With the Stanley full of coffee, and the lid on, you can turn it upside down and shake, and literally zero drops of coffee comes out. You press and hold the button at the back while taking a drink. When you let go, and turn it upside down again, zero coffee drips out. You can drop it, throw it and do anything with it, and no coffee gets spilled. It's pretty amazing.
I've not only bought this thermos, but added it to my list of gear on the Gastronomad Gear page. I highly recommend this product to anyone who uses an Aeropress.
An "open-plan office" is where employees aren't given offices or even cubicles, but instead work on desks in a big, open room.
Someone on Twitter pointed out that...

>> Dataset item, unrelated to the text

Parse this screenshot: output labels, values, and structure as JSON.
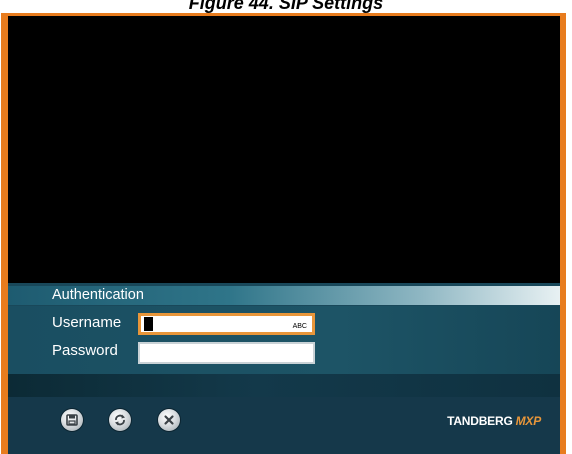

"Open-plan offices have been found to reduce productivity and impair memory. They’re associated with high staff turnover. They make people sick, hostile, unmotivated, and insecure. Open-plan workers are more likely to argue more with their colleagues."
I think of a spectrum of productivity scenarios ranging from the "open-plan office" on one end of the spectrum, and being in the middle of an Italian vineyard on the other. That's MY idea of an "open-plan office"
(Or.... how to spend the same amount on more flights!)
Buying airplane tickets is unlike any other purchase we make. The reason is that the price we pay varies more than any other thing we buy. You might pay $1,200 for a flight and sit next to a person who paid $375 for the same flight.
If you travel a lot, or far, it's a worthy investment to learn how to pay less. Because you can pay a lot less for the exact same "product."
But learning how it all works can be super complicated and time consuming. So I have two simple pieces of advice for getting the lowest airfare.
First, read this wonderful post on CheapAir.com, which is information based on the very good CheapAir.com 2018 Annual Airfare Study. It focuses on when to buy, which should help you maximize your chances of grabbing the best airfare.
The second piece of advice is to use Google Flights, which builds in intelligence about airfares, and even makes predictions about when and where to get the best flights.
The most basic use of Google Flights is that you can enter the departure and destination, then get a list of flights from least to most expensive. You can then fiddle with the airports, timing and so on to troubleshoot getting the best flight.
One tip for using Google Flights is to be vague about the arrival city. If the flight is long and the airfare expected to be expensive, choose the entire country. Google Flights will show you all the airports in that country with their cheapest flights. That means you can choose the arrival airport based on the price of the ticket.
Once you arrive, you can take a train or bus to the destination of your choice. By taking a $20 bus, you might save $2,000 on the flight.
Same goes for the departure city. We once took a bus from Marseille to Venice in order to depart from the Venice Airport and save more than a thousand dollars on the flight.
You don't have to know everything in the world about how airline pricing works to get the best fare. You only need to know everything in the world about Google Flights.